The Internal Revenue Service recently issued its revised per diem rates and independent truck drivers will be pleasantly surprised to discover they’re keeping more of their money, going forward.
As of Oct. 1, 2021, incidental expenses such as lodging, meals, and other travel-related costs enjoy a $69 deduction within the continental U.S. and $74 for travel involving work outside the country. The per diem deduction for 2021 and 2022 represents a $3 increase for both items. Given that OTR truck drivers can put in anywhere from 200-300 on-duty days annually, the return could range from $600 to $900 each year. Truckers may also recall that the IRS increased the per diem deduction for the 2018-19 tax year by the same amount.
It’s important for people working in the transportation sector to know that other industries may not experience the same increases. Truck drivers are allowed to take this maximum allowable pre-tax deduction only when spending nights away from home.
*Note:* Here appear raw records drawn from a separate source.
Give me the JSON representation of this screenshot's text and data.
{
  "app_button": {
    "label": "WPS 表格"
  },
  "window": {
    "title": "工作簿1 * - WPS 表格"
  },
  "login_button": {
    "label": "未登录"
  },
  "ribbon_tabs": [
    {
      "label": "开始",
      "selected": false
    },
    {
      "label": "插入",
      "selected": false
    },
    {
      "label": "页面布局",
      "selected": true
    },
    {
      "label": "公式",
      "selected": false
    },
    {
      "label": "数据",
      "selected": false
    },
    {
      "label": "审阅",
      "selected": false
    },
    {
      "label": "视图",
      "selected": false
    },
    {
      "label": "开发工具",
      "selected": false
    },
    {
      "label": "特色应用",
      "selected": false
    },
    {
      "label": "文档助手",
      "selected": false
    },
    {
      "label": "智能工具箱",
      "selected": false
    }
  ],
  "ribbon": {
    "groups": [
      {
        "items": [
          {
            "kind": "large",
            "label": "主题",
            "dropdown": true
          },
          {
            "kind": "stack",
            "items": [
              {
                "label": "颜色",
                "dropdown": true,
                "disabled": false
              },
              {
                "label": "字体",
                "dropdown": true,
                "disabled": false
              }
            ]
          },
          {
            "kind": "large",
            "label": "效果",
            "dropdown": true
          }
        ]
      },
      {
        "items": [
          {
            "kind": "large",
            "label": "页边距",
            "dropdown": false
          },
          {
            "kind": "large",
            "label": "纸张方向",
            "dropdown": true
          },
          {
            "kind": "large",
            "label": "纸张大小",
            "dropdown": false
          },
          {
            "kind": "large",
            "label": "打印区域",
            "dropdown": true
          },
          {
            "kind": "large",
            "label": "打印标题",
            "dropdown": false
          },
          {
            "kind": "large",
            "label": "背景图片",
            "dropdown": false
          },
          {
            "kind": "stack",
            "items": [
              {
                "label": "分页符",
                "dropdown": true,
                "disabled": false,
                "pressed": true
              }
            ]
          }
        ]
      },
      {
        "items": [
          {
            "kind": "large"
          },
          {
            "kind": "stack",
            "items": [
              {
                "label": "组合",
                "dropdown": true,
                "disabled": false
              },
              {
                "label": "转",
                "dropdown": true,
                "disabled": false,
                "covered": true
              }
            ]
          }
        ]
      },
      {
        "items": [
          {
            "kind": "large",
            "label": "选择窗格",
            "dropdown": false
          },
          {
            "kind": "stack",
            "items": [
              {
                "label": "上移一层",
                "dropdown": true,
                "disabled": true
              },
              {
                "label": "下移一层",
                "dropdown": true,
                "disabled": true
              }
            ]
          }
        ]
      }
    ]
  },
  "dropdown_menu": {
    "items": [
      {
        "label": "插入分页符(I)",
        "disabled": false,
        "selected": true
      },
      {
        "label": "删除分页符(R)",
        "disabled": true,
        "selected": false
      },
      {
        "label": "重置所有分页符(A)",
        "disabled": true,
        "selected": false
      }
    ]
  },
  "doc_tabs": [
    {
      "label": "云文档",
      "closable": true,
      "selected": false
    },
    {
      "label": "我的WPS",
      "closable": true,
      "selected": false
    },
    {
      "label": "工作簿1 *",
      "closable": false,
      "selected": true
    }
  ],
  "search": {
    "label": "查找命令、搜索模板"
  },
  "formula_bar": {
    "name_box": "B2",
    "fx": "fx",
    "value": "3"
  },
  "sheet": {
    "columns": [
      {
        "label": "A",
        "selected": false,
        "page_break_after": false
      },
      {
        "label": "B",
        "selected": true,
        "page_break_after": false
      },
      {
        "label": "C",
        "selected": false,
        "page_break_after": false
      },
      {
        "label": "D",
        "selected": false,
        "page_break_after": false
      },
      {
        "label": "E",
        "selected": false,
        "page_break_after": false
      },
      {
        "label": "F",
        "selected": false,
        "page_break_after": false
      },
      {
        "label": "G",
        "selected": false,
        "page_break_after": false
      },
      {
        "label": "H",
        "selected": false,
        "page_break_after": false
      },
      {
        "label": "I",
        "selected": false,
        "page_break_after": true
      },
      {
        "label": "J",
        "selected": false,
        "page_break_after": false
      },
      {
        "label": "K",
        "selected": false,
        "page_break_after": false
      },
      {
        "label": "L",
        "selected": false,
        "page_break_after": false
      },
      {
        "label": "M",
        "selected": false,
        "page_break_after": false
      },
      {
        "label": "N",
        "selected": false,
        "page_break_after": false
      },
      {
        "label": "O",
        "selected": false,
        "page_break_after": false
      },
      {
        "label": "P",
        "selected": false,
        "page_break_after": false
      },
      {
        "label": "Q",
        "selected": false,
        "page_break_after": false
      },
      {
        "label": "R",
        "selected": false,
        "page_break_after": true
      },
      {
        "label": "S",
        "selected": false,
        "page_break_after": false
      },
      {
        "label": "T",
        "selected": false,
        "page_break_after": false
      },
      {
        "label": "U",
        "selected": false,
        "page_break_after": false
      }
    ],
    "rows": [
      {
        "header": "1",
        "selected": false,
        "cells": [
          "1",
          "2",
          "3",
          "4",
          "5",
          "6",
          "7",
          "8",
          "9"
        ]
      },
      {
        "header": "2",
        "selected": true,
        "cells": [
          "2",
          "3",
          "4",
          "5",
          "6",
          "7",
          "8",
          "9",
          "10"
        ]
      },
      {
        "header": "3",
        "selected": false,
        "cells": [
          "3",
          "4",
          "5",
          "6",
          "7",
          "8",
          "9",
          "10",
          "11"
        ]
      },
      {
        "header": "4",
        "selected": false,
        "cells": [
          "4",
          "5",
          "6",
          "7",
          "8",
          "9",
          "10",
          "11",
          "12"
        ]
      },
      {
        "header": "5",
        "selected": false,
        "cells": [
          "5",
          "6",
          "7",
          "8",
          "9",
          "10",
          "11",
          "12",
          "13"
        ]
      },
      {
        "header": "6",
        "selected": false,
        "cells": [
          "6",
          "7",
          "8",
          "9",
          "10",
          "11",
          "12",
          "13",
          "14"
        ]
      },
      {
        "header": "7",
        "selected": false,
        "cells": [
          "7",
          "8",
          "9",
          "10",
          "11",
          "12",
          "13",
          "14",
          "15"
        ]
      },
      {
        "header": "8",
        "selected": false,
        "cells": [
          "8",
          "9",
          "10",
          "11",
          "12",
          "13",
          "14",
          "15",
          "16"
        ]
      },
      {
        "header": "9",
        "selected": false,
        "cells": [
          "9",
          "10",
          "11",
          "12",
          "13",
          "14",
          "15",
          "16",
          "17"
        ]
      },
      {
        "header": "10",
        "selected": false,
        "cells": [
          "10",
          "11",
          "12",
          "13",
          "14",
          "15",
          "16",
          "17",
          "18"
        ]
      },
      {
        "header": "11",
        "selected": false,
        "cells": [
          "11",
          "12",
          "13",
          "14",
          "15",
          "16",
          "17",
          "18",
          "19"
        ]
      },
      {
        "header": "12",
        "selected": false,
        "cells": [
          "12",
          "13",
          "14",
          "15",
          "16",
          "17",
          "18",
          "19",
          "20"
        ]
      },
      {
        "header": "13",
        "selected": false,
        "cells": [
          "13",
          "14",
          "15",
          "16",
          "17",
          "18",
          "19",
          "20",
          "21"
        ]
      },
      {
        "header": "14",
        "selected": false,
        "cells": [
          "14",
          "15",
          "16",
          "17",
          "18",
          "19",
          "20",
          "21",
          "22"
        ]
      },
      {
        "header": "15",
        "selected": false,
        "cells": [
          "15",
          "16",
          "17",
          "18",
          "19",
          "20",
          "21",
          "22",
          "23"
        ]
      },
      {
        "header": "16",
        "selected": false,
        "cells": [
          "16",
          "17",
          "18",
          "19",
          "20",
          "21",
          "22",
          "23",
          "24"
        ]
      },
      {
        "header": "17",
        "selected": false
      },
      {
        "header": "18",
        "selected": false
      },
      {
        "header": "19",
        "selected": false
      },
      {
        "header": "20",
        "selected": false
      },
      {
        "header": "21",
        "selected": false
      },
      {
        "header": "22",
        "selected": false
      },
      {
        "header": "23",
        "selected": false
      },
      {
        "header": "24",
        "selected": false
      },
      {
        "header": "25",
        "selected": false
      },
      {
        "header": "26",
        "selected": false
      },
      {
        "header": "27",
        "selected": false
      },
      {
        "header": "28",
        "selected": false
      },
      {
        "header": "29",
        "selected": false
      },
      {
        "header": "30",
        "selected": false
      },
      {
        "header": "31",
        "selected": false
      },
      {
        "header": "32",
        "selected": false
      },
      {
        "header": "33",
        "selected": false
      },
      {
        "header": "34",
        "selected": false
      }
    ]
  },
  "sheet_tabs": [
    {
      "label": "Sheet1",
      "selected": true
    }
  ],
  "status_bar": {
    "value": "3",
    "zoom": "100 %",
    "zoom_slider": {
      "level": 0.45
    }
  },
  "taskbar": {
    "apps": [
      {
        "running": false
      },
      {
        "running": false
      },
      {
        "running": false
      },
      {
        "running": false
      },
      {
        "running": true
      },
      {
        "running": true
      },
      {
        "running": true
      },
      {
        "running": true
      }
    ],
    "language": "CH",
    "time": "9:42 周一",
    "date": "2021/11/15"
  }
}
Regional and local drivers may not necessarily enjoy the same level of pre-tax deductions unless they are required to travel to locations and wait overnight to load or unload.
These IRS programs help lower the financial burdens associated with OTR occupations and put additional cash in the pockets of hard-working CDL professionals. People that leverage this tax benefit are advised to adequately account for the purpose of the travel and keep receipts. Truckers who work directly for freight carriers and logistics organizations may be duly compensated directly by their employers. It’s crucial to be able to produce records that support the fully reimbursed amount. Otherwise, direct per diem stipends provided by employers may count as taxable income.
Owner-operators are largely considered independent contractors by the federal IRS. This means income will likely be reported via a 1099 form. Self-employed truckers may be eligible to claim a standard amount when away from their home. However, recent independent contractor laws in California could place people hauling loads in the Golden State in an awkward tax situation.
Taking the per diem tax deduction lowers personal income and, potentially, drives truckers into lower brackets. By that same token, ongoing use of pre-tax deductions may lower Social Security benefits after retirement. That’s why professional drivers would be wise to consult with a tax professional about per diem deductions and the impact they have on long-term financial planning.